BEGIN GIVEN RECORDS

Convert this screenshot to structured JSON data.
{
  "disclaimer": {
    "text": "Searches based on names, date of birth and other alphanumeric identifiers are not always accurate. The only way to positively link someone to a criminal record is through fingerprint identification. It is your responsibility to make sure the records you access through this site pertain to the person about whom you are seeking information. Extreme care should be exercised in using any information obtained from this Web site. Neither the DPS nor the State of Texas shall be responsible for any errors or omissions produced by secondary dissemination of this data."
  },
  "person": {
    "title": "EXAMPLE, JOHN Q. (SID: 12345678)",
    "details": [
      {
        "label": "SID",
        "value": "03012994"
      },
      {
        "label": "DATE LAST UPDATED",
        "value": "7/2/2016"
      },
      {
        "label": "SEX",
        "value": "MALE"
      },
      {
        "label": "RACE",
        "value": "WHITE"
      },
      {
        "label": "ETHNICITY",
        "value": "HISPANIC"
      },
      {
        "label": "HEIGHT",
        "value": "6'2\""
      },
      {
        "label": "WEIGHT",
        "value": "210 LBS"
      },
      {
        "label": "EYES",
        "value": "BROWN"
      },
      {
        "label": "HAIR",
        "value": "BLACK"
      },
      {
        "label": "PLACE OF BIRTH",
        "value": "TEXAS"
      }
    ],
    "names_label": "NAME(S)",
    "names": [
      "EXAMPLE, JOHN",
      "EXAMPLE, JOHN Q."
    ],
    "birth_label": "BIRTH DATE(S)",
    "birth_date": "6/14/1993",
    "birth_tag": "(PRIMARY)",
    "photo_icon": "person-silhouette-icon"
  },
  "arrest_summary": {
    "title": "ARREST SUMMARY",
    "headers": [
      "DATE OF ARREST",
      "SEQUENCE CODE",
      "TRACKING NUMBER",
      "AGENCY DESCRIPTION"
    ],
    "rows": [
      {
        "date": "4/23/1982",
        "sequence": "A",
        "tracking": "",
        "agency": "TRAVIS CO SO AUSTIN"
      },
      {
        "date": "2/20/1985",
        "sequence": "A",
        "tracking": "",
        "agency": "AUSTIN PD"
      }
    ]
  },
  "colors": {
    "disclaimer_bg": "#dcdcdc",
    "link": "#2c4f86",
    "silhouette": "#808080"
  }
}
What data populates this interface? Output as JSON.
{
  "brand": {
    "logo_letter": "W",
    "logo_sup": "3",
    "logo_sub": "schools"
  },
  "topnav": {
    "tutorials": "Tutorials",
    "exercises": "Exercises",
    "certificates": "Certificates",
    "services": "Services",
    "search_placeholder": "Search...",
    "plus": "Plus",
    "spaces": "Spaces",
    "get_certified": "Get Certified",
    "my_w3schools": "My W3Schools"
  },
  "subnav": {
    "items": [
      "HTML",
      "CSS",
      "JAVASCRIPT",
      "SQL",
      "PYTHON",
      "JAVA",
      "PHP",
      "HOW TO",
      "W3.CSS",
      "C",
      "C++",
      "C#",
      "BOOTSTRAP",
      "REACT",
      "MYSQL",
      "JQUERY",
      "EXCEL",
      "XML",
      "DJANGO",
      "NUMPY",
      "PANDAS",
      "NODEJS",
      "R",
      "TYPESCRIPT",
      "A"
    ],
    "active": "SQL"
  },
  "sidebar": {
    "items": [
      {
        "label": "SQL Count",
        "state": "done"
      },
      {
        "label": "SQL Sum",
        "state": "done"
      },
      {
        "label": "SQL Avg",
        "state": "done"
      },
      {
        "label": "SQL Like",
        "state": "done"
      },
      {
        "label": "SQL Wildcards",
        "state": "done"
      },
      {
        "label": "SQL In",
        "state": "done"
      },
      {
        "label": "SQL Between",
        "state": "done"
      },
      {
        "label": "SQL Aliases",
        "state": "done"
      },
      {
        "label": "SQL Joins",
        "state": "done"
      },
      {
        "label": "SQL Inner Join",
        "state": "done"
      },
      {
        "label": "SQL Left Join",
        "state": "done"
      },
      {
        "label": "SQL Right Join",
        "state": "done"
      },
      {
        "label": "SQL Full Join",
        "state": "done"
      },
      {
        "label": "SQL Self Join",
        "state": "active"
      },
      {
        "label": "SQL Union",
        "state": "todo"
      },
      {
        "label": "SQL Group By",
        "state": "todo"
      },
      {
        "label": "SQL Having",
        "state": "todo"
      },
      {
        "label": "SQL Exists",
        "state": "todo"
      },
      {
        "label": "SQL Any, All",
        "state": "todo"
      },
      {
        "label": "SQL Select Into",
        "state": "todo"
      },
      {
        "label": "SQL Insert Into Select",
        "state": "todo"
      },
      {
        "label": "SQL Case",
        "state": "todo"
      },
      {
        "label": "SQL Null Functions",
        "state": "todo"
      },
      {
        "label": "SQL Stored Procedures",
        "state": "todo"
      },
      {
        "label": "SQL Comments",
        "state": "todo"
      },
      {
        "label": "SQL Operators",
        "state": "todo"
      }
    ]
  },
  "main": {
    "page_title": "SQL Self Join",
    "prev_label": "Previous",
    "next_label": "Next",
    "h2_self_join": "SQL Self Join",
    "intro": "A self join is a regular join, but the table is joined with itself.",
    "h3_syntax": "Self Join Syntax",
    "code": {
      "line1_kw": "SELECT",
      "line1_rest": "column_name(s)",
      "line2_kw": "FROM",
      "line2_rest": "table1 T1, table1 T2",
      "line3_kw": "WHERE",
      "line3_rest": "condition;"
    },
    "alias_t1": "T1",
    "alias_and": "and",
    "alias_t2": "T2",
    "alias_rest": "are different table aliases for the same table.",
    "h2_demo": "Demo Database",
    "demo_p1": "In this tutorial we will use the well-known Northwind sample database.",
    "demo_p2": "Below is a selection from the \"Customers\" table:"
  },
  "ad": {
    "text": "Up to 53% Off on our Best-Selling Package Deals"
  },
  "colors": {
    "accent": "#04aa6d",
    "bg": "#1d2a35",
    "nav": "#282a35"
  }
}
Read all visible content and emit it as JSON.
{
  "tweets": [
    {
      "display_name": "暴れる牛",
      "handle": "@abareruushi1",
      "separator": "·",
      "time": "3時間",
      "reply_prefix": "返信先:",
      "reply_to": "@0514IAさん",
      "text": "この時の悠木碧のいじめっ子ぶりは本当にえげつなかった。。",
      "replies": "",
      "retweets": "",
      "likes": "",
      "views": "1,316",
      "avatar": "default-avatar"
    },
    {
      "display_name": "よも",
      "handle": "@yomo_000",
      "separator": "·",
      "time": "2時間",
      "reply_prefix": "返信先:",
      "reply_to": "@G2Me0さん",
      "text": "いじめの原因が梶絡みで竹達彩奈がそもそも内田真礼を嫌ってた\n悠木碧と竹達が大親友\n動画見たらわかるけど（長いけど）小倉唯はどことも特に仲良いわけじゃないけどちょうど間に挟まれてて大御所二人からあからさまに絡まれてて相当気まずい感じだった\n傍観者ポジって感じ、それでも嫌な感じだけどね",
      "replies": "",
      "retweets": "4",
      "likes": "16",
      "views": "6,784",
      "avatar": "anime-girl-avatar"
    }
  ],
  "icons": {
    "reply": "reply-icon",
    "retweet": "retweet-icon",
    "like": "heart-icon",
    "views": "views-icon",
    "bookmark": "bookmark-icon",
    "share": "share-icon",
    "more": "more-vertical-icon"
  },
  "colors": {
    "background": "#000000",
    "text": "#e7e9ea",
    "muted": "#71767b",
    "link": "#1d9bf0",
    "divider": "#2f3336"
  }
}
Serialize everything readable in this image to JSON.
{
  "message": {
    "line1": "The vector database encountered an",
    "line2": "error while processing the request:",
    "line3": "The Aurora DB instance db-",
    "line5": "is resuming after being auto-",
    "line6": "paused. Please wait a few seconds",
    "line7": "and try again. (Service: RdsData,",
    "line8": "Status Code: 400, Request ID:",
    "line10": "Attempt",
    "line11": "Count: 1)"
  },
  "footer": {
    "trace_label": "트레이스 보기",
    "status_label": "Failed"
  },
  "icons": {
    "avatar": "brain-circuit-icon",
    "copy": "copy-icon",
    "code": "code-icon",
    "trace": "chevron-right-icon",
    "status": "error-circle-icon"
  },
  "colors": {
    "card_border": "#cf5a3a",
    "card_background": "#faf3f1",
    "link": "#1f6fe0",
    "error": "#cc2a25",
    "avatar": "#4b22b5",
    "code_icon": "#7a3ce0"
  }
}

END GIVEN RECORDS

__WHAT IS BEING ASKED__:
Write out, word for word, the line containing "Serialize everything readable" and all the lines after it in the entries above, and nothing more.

__RESULT__:
Serialize everything readable in this image to JSON.
{
  "message": {
    "line1": "The vector database encountered an",
    "line2": "error while processing the request:",
    "line3": "The Aurora DB instance db-",
    "line5": "is resuming after being auto-",
    "line6": "paused. Please wait a few seconds",
    "line7": "and try again. (Service: RdsData,",
    "line8": "Status Code: 400, Request ID:",
    "line10": "Attempt",
    "line11": "Count: 1)"
  },
  "footer": {
    "trace_label": "트레이스 보기",
    "status_label": "Failed"
  },
  "icons": {
    "avatar": "brain-circuit-icon",
    "copy": "copy-icon",
    "code": "code-icon",
    "trace": "chevron-right-icon",
    "status": "error-circle-icon"
  },
  "colors": {
    "card_border": "#cf5a3a",
    "card_background": "#faf3f1",
    "link": "#1f6fe0",
    "error": "#cc2a25",
    "avatar": "#4b22b5",
    "code_icon": "#7a3ce0"
  }
}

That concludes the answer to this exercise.